EXERCISE ▸ All pictures are to be excluded when the data below is output verbatim.

MATERIAL SHOWN ▸

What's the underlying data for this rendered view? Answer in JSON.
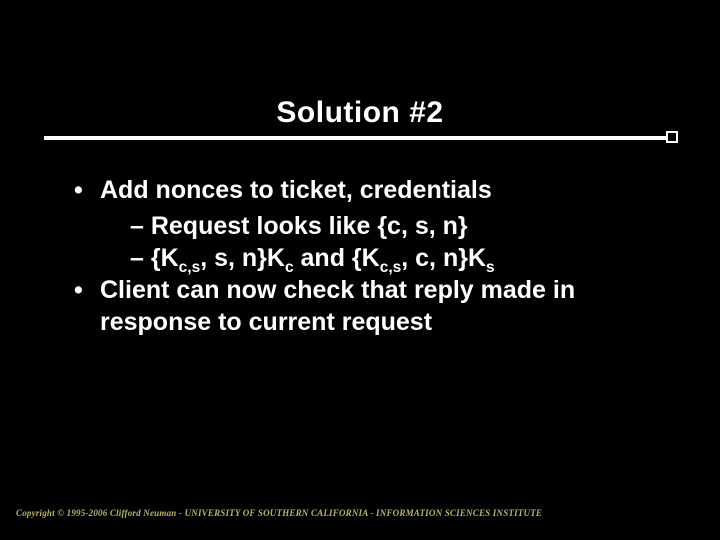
{
  "title": "Solution #2",
  "bullets": {
    "b1": "Add nonces to ticket, credentials",
    "b1a_prefix": "– Request looks like {c, s, n}",
    "b1b": {
      "dash": "– {K",
      "sub1": "c,s",
      "p2": ", s, n}K",
      "sub2": "c",
      "p3": " and {K",
      "sub3": "c,s",
      "p4": ", c, n}K",
      "sub4": "s"
    },
    "b2": "Client can now check that reply made in response to current request"
  },
  "footer": "Copyright © 1995-2006 Clifford Neuman - UNIVERSITY OF SOUTHERN CALIFORNIA - INFORMATION SCIENCES INSTITUTE"
}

REPLY ▸
What's the underlying data for this rendered view? Answer in JSON.
{
  "title": "Solution #2",
  "bullets": {
    "b1": "Add nonces to ticket, credentials",
    "b1a_prefix": "– Request looks like {c, s, n}",
    "b1b": {
      "dash": "– {K",
      "sub1": "c,s",
      "p2": ", s, n}K",
      "sub2": "c",
      "p3": " and {K",
      "sub3": "c,s",
      "p4": ", c, n}K",
      "sub4": "s"
    },
    "b2": "Client can now check that reply made in response to current request"
  },
  "footer": "Copyright © 1995-2006 Clifford Neuman - UNIVERSITY OF SOUTHERN CALIFORNIA - INFORMATION SCIENCES INSTITUTE"
}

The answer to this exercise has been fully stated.